How to Capture Highlights Without Readwise for Your Second Brain

Readwise is a wonderful tool many people use to review their reading highlights. The app has many integrations with notetaking tools and creates a library of everything you have highlighted in Kindle books, podcasts, articles, and even Twitter. Despite these features, I found it cost-prohibitive. So, when my subscription came up for renewal, I experimented with workarounds to see if I really needed Readwise. It’s been a year and I’m not going back.

My process for physical books is to mark passages that stood out first. Then I will wait at least a week and peruse my highlights. I only save the most interesting ones. Ryan Holiday says, Waiting helps you separate the wheat from the chaff. I promise that many of the pages you marked will not seem to important or noteworthy when you return to them. This is a good thing–it’s a form of editing.”

Readwise has a feature that lets you scan highlights from a physical book. IOS has the same feature. Instead of scanning my highlights into Readwise, I scan them directly into Bear, the home of my Second Brain. Here’s what I do step by step, since IOS 17 changed some things:

  1. Create a note in Bear with the title, author’s name, etc.
  2. Go to your camera app and hold it over your text.
  3. In the bottom right-hand corner select the square bracket with 3 lines.
  4. Copy All in the bottom left corner or highlight and copy.
  5. Swipe over to Bear and paste into the note.

I always put direct citations into block quotes to distinguish between my writing and other’s writing. If I have any thoughts or connections I will make those immediately below the quote. It looks like this:

Sample highlights and notes from The Life We’re Looking For by Andy CrouchSample highlights and notes from The Life We’re Looking For by Andy Crouch

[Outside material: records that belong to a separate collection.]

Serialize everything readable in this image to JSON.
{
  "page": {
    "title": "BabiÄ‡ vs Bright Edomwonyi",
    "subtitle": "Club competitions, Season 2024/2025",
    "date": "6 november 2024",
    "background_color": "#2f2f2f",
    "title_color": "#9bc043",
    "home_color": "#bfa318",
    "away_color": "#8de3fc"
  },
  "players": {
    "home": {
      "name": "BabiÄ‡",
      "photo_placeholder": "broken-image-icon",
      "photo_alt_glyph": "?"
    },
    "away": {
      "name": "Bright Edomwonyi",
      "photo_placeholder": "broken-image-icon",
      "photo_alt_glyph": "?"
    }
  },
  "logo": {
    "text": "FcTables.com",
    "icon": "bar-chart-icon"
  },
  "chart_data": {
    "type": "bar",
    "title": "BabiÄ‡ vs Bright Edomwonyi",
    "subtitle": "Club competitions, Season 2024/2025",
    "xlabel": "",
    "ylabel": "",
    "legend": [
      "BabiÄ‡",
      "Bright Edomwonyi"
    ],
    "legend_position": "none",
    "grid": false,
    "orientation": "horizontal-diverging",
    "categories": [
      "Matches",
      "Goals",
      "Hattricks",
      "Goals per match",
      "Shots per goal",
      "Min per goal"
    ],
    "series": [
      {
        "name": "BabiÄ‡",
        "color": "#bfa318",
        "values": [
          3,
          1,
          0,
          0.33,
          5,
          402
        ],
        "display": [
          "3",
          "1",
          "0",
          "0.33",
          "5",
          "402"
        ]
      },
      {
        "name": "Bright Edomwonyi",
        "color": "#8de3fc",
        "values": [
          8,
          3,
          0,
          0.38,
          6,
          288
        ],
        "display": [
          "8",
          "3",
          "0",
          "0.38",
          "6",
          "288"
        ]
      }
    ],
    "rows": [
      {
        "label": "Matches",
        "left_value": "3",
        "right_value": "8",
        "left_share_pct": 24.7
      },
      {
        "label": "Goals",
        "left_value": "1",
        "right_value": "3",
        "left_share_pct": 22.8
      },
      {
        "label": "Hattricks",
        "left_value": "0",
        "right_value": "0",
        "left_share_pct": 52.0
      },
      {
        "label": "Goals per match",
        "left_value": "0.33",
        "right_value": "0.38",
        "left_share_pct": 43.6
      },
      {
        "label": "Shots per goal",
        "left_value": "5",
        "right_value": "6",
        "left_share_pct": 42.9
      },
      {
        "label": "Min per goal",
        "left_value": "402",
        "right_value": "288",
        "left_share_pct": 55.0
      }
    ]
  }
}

I appreciate the amount of friction this provides because it prevents me from importing less relevant quotes into my Second Brain. Curtis McHale does something similar by taking book notes by hand. I’ve found that I prefer to have exact quotes and then my notes underneath, with a clear distinction between the two. I have the same concerns about attribution errors as Eleanor Konik. I’d rather know for sure when I’m looking at something whether or not I wrote it. This process uses friction as a helpful filter, while still being easy enough that I don’t avoid doing it.

For Kindle books, I use the Bookcision tool and copy and paste the highlights directly into a Bear note. Thanks to Tiago Forte for turning me on to this and laying out the process in depth.

For web articles and PDFs, I save everything that interests me to Omnivore. Once I’ve read an article and created my notes I follow this process:

  1. In the upper right corner select the book icon.
  2. Tap the three dots in the upper right corner and select Export.
  3. Export to Bear as a new note.

This sends the highlights and my notes as a new note to the untagged filter in Bear. Again, I like the manual nature of this process. It allows me to be more intentional about what I bring into Bear. I have to pause and ask: Is what I just read worth saving?

For podcasts, I use an app called Snipd. As I am listening to a podcast I will create highlights of what I find interesting. But I do not immediately transport those into Bear. As I am working with my notes and I find I want to make a connection to a podcast I listened to I will create a note with that podcast title. When I find that I keep linking to a certain podcast episode I will go to Snipd and export the highlights this way:

  1. Go to the You tab and hit the gear in the upper right-hand corner.
  2. Export to Markdown and find the appropriate episode.
  3. Select the snips I want to keep and hit done in the upper right corner.
  4. Export and copy to clipboard or text and paste into a Bear note.

I do not have the paid version of Snipd so I get a limited amount of episodes for which I get their AI features. Again, there is friction here but I find it beneficial. Only the podcasts that are relevant to my thinking make it into my system. I want to enjoy this hobby without breaking the bank! That necessitates that I pick and choose where I spend my money.

I do not watch much YouTube, but when I do I pull up my notes app and the video in a split screen and take notes while I’m watching. But, to be honest I rarely do this.

As you can see, my process has developed to put limits around what I find to be one of the greatest temptations: to keep things that you do not need inside your Second Brain. I want to use this process to help me save things that are worth thinking about in the future. I don’t tend to save things that I can easily look up again in the future.

For example, I recently learned that some birds are poisonous. I had not known this before and I found it interesting. It isn’t something that I want to forget but I also will have no reason to search for it in the future, so I saved it. But I don’t save sleep schedules, or when children typically start teething because I only need that information at a certain time and it’s easily accessible online in my moment of need (or please not!)

I think it is important to have ways of filtering what you put in your Second Brain. I am trying to create a potent thinking and writing environment. I don’t want to muddy it with certain types of information. If you are using your Second Brain for a different purpose your mileage may vary. But as you can see there are ways to save highlights without Readwise. I don’t find the time savings I receive with Readwise to be worth the subscription price. Comparing my current process and the Readwise process not much different for my primary sources of information: physical books, Kindle books, and web articles.

I hope this article was helpful for those looking for an alternative to Readwise to get their highlights in their Second Brain!

June 20, 2024